Data for the task Block Start
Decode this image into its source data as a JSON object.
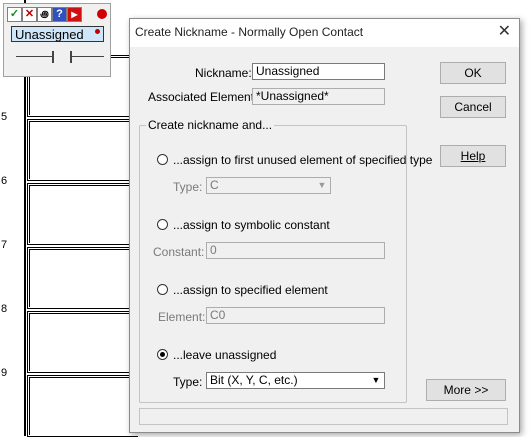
{
  "ladder": {
    "rung_numbers": [
      "5",
      "6",
      "7",
      "8",
      "9"
    ]
  },
  "palette": {
    "buttons": [
      "check-icon",
      "x-icon",
      "nickname-icon",
      "help-icon",
      "play-icon"
    ],
    "name": "Unassigned"
  },
  "dialog": {
    "title": "Create Nickname - Normally Open Contact",
    "nickname_label": "Nickname:",
    "nickname_value": "Unassigned",
    "assoc_label": "Associated Element:",
    "assoc_value": "*Unassigned*",
    "group_caption": "Create nickname and...",
    "options": [
      {
        "label": "...assign to first unused element of specified type",
        "sub_label": "Type:",
        "sub_value": "C",
        "selected": false
      },
      {
        "label": "...assign to symbolic constant",
        "sub_label": "Constant:",
        "sub_value": "0",
        "selected": false
      },
      {
        "label": "...assign to specified element",
        "sub_label": "Element:",
        "sub_value": "C0",
        "selected": false
      },
      {
        "label": "...leave unassigned",
        "sub_label": "Type:",
        "sub_value": "Bit (X, Y, C, etc.)",
        "selected": true
      }
    ],
    "buttons": {
      "ok": "OK",
      "cancel": "Cancel",
      "help": "Help",
      "more": "More >>"
    }
  }
}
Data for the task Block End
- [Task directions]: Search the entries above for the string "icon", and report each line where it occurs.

- [Answer to the exercise]:
      "check-icon",
      "x-icon",
      "nickname-icon",
      "help-icon",
      "play-icon"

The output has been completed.